Support The Moscow Times!

2 Russian Men Get Jail Sentences for Euro 2016 Attack

Mass violence broke out before England played Russia at the 2016 European football championships. Darko Bandic / AP / TASS

Two Russian men were on Monday sentenced to jail terms of three years and 10 years for a savage attack on an English football supporter at the 2016 European championships.

Mikhail Ivkin received a three-year term and Pavel Kossov the longer sentence for their role in the beating that left Briton Andrew Bache with a brain injury.

Detained since the two men were arrested in Germany in February 2018, Ivkin will be released "between now and the end of the week," his lawyer Julien Pinelli told AFP, while Kossov returns to jail.  

Kossov, 34, was accused of throwing the first punch at 55-year-old Bache in the violence that broke out before England played Russia in Marseille on June 11, 2016.

Bache, from Portsmouth in southern England, has no memory of the events and was too frail to attend the trial. His son Harry was in court for the opening two days of the trial.

The prosecution, who had called for a maximum jail term of between 14 and 15 years for Kossov, said the Russians were part of a group of about 150 men, many with martial arts training.

One prosecutor, Christophe Raffin, described the charge as "a paramilitary commando raid."

"No, it wasn't legitimate self-defense, it was an illegitimate use of force against Andrew Bache," said Raffin.

The court had been shown video images, including broadcasts from Russia Today and footage filmed by Ivkin.

Ivkin, the second Spartak Moscow supporter in the dock, did not hit Bache. The images show him throwing a chair, which barely grazes the victim.

Kossov is then seen punching Bache from behind in the back of the head, a blow which sent Bache falling, like a rag doll, face first into the ground without attempting to protect himself. 

Medical expert Michel Blanc, who examined Bache in 2018, said during the trial the damage he observed was "in line with a fall from eight meters high."

However, Blanc also said that the punch delivered by Kossov "cannot cause a fracture of the skull" like the one shown "with a major cerebral hemorrhage."

"It may have caused a brain disconnect in the victim, like a knockout in boxing, a short circuit," he said. 

Questions remain over the involvement of a third attacker, a young man in khaki Bermuda shorts and a light T-shirt, who is seen delivering a savage punch while the victim is lying motionless on the ground.

That attacker's face was hidden by a surgical mask and he has never been identified. 

Kossov and Ivkin were arrested as they travelled through Germany following a Spartak Moscow fixture in Bilbao in February 2018, 20 months after Bache suffered his life-changing injuries.

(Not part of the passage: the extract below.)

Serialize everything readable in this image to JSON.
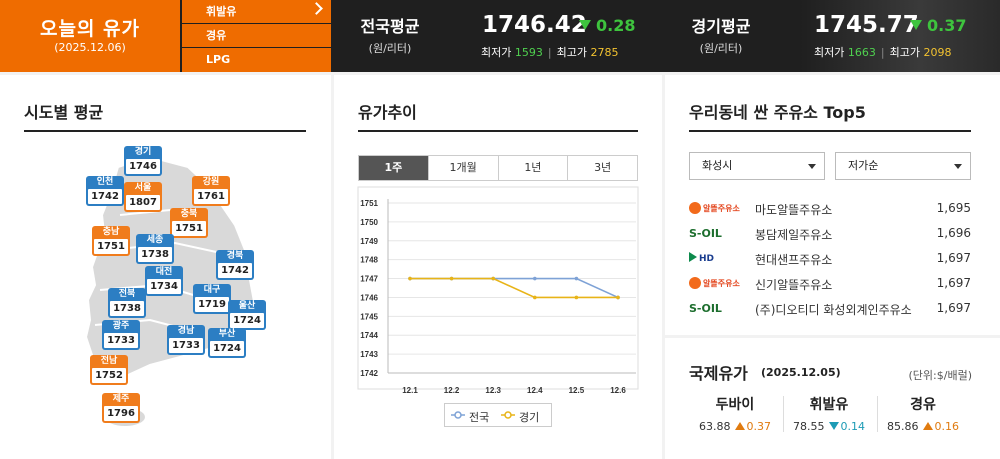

Read more

Independent journalism isn’t dead. You can help keep it alive.

The Moscow Times’ team of journalists has been first with the big stories on the coronavirus crisis in Russia since day one. Our exclusives and on-the-ground reporting are being read and shared by many high-profile journalists.

We wouldn’t be able to produce this crucial journalism without the support of our loyal readers. Please consider making a donation to The Moscow Times to help us continue covering this historic time in the world’s largest country.